We had plenty of other things to do - so we made the best of the day with visits to the Durham Cathedral and an outdoor visit to the Angel of the North. Here are some pictures from the day. I would consider that this was among the most unexciting days we had on this otherwise glorious trip.

This photo was of a plant arrangement in the outer area of the cathedral. I think that the cathedral edifice here was really grand. They did not allow us to take photos inside, but we did manage a few of the structure from outside. 

Within, there was a section of the cathedral devoted to ex-soldiers, policemen and other public servants that was quite interesting. 

A model of the cathedral in the gift shop

From the cathedral, we decided to first have lunch. We went to the Bistro Italiano, which we found accidentally while searching for an appropriate location to have our food. This place is located on Claypath road. This place is on the first floor of a building but is easy to find as they have posted a sufficient number of signposts. The restaurant was delightful. They found us a table near the glass front of the restaurant. A young man called ?Tony served us. 

After lunch, we decided to visit the Angel of the North, which is a huge public edifice located outside Durham at Gateshead of the Newcastle upon Tyne area. One can read a lot about this place on either Wikipedia or on TripAdvisor as well, but the best thing to do is to actually go there and experience the sheer size and beauty of this structure. It has the wingspan of a large jumbo jet and is nearly seven to eight stories high. It is believed to be the largest sculpture of an angel in the world and it was planned under the supervision of Antony Gormley.

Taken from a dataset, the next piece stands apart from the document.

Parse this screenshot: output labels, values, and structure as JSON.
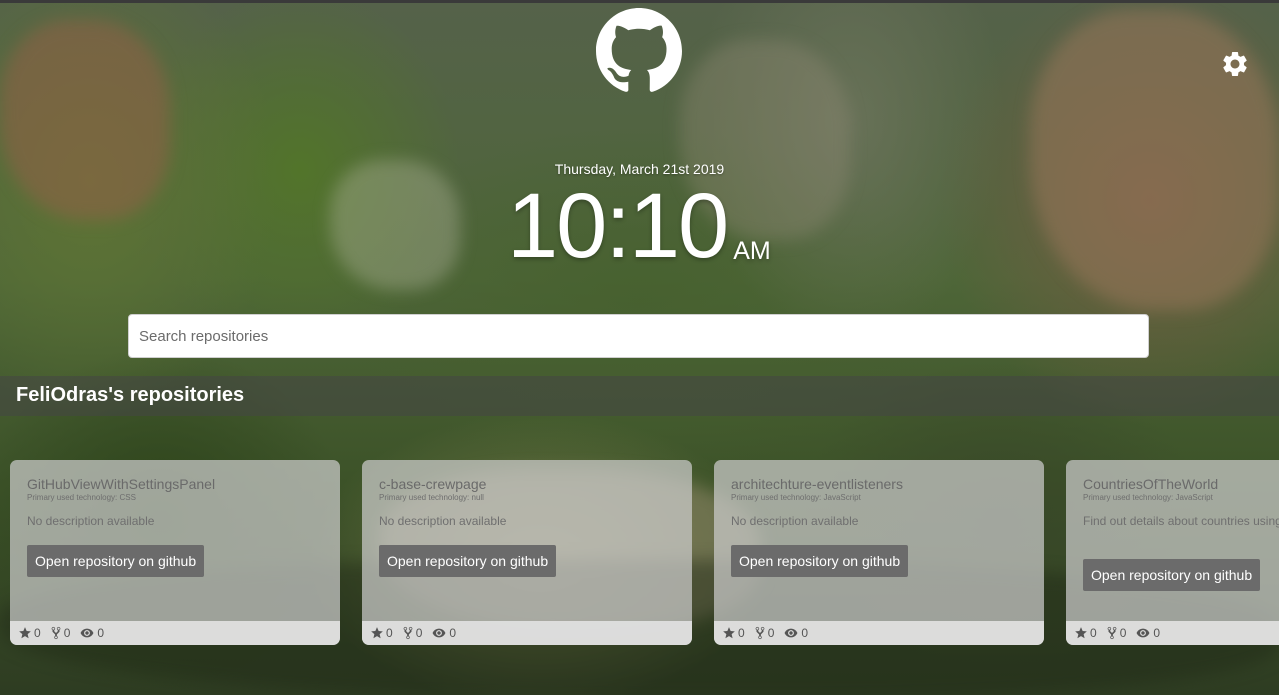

It stands here since 1998 and welcomes over 150000 visitors each year. We spent over two hours here, taking photos and enjoying ourselves. Around the sculpture are gardens where people have traditionally created places of worship for their pets and children who have passed away. We saw a great many such memorials here. Some pictures follow:

Having visited this place, we went to the Gilesgate Moor Hotel. where we spent the night.